The CPR efforts Patrick Walker and Joseph Harris desperately applied to the dying wood bat softball league were to no avail.
The ailing patient died because only one team registered for the league during the two-week signup period.
Last week, Walker and Harris -- recreation coordinators and supervisors for the town P&R department -- cited last rites by abandoning plans for the summer league.
"We canceled due to lack of interest," Walker said. "That was a disappointment to us."
At one time, the wood bat league was a popular Payson P&R offering. But when former recreation coordinator Teddy Pettet resigned four years ago, interest in the league waned.
"There were several coordinator changes and we continued to offer just the basics until we could get somebody in place we knew would stay for awhile and have the ambition to again offer the (wood bat) league," Walker said.
Walker believes that down the road there will be a place in the local P&R program for wood bat play, because it is both safer and unique.
The safety issue has turned paramount in many American Legion youth baseball leagues that have banned alloy bats.
In a resolution to return to wooden bats, Legion baseball officials wrote, "Aluminum bats are not allowed in the major leagues and, with the safety of the player at stake, as well as to properly reflect the standards of the major leagues, should not be used in the American Legion Leagues."
At least six teenagers were killed playing baseball when American Legion was using alloy bats.
One of those, Brandon Patch of Miles City, Mont., died in 2003 after being struck in the head by a batted baseball. His death prompted a Billings high school coach to ditch his team's alloy bats and others around the state to follow.
Walker understands why alloy bats can be dangerous.
"The ball comes off of a metal bat at a faster speed than it does off a wood bat," Walker said. "It's called Ball Exit Speed Ration or BESR.'
With higher BESRs, safety is an issue because players must be on the alert for screaming line drives that can cause injury and even death.
Especially susceptible to injuries from batted balls off alloy bats are the pitchers.
In New York last year, city officials banned the use of alloy bats, but the new law had to survive a challenge in court.
James Oddo, the councilman who argued for the law, said that a judge's ruling that the ban was legal is a "green light to return the game to its roots, to give kids back a better, purer and safer brand of baseball."
Wood bats one of a kind
As for wooden bats being unique, Walker said, "There is a different feel of a ball coming off a wood bat."
Also, there are those longtime sports fans who disdain the use of alloy bats saying the crack of a wooden bat is one of the unique evocative American sounds.
Another argument often heard in favor of wood bats is that they give a much better "sound signature" to the defenders, allowing them to determine if it was a good hit or not. The distinctive sound gives them help in knowing how to play a batted ball.
There are those recreational softball players who favor wood bats saying they make the game more authentic, playable and enjoyable, especially in smaller parks.
Since high-tech metal bats, a product of modern technology, can send softballs soaring hundreds of feet, more home runs are hit. Which means, there are fewer opportunities for defensive plays and the games turn boring and mundane, some players claim.

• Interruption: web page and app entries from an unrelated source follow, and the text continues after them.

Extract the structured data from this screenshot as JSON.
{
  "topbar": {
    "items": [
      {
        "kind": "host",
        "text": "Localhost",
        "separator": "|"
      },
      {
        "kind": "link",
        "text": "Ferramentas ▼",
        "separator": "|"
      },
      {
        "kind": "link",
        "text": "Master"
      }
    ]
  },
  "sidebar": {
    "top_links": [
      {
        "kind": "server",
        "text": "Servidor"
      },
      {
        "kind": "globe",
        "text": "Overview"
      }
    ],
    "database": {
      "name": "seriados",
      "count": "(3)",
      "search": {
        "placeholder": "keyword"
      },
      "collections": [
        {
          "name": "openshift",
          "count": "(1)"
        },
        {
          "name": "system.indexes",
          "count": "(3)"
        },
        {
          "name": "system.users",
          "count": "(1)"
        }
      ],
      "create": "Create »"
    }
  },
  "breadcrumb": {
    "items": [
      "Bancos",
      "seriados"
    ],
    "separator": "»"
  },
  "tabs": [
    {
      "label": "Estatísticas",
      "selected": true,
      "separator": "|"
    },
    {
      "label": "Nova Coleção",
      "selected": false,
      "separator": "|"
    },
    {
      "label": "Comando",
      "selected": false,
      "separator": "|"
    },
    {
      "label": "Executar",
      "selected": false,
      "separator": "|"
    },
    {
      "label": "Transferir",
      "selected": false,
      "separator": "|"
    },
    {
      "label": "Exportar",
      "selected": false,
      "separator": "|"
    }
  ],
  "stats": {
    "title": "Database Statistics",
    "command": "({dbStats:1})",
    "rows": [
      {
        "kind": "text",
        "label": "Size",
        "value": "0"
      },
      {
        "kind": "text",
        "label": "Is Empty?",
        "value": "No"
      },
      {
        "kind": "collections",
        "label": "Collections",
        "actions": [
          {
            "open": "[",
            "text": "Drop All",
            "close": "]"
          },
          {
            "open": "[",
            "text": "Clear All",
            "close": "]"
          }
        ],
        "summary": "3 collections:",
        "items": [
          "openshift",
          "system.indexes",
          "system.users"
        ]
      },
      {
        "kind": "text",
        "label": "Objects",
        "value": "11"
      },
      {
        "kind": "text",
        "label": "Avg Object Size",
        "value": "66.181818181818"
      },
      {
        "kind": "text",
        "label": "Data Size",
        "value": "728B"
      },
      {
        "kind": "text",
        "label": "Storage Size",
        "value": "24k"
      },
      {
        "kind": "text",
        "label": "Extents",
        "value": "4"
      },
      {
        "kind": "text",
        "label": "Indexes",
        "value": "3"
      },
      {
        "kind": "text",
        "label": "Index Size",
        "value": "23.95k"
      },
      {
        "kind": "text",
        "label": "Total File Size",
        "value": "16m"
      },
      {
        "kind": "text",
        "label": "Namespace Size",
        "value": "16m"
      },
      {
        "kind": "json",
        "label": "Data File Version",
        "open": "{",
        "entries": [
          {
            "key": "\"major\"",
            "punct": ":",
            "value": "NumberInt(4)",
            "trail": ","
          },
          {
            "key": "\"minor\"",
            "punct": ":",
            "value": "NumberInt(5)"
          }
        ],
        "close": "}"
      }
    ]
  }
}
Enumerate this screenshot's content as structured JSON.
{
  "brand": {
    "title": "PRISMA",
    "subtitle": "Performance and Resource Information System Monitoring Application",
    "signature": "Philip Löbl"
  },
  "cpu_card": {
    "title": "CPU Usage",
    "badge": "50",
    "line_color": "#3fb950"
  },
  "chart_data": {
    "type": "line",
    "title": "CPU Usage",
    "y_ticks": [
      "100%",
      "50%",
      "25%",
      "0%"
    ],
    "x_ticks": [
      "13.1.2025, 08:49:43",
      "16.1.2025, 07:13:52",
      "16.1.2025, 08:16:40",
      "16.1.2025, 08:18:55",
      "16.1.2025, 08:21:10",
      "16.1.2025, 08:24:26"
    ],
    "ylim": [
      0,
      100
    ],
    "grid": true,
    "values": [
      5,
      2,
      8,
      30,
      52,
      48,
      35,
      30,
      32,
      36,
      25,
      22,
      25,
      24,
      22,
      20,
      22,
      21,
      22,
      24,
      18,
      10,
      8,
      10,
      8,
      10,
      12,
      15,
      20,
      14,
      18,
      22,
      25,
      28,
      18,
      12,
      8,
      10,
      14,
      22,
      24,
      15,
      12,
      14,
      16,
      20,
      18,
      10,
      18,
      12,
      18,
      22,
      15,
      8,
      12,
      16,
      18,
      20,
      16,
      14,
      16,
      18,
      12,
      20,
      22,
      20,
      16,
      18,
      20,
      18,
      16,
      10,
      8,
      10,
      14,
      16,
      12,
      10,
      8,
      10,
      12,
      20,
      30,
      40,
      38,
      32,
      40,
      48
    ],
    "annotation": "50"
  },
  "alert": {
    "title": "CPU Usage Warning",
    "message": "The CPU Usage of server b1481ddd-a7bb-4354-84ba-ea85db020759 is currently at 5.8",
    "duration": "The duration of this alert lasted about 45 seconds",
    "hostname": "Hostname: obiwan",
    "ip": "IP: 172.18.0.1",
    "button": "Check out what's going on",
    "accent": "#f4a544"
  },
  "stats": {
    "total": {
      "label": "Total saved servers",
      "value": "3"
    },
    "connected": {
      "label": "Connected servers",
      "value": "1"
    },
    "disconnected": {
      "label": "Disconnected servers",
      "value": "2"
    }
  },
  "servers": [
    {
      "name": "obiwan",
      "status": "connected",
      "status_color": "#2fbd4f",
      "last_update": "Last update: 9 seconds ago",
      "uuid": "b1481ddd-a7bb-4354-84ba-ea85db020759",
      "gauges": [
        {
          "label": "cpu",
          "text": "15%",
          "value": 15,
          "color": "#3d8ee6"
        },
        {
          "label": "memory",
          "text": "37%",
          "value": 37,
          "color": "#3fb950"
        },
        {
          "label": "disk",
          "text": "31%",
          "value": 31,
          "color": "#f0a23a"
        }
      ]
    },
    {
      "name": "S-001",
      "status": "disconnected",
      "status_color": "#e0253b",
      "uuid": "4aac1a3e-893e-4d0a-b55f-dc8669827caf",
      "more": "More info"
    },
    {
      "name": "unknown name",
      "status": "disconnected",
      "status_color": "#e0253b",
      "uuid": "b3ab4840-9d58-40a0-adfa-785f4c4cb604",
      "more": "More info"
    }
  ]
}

Although wood bats are the foundation of modern day softball and baseball, the only leagues that use them exclusively are the pro ranks, and some American Legion programs where metals bats have been outlawed.
Although the NCAA continues to approve of the use of metal bats, there are 11 collegiate summer baseball leagues, such as the Cape Cod League, that use wooden bats.
For the sponsoring Payson P&R department, an advantage of wood bats is that officials and umpires don't have to worry about illegal bats, which is a huge problem in metal bat leagues.
Some players try to sneak in high-tech, hollow core, titanium and alloy bats that can turn even the average hitter into a second coming of Babe Ruth.
About the only danger using wooden bats is they can splinter.
"Infielders, especially the pitchers, need to watch for a broken bat head here and there," Walker said.
Broken bats were a huge problem for the P&R department and players when Pettet organized the first wood bat league in Payson.
"We went through nearly 30 bats in the first game alone due to the poor quality of bats we had purchased," Walker said. "That was something we learned from and bought better bats."
Although the wood bat league is DOA, the town will host both men's and women's softball leagues. Play in both began June 23.
Walker is reminding players that ASA rules with town modifications will be used and not the USSSA code. For more information, call Walker or Harris at (928) 474-5242, ext. 7.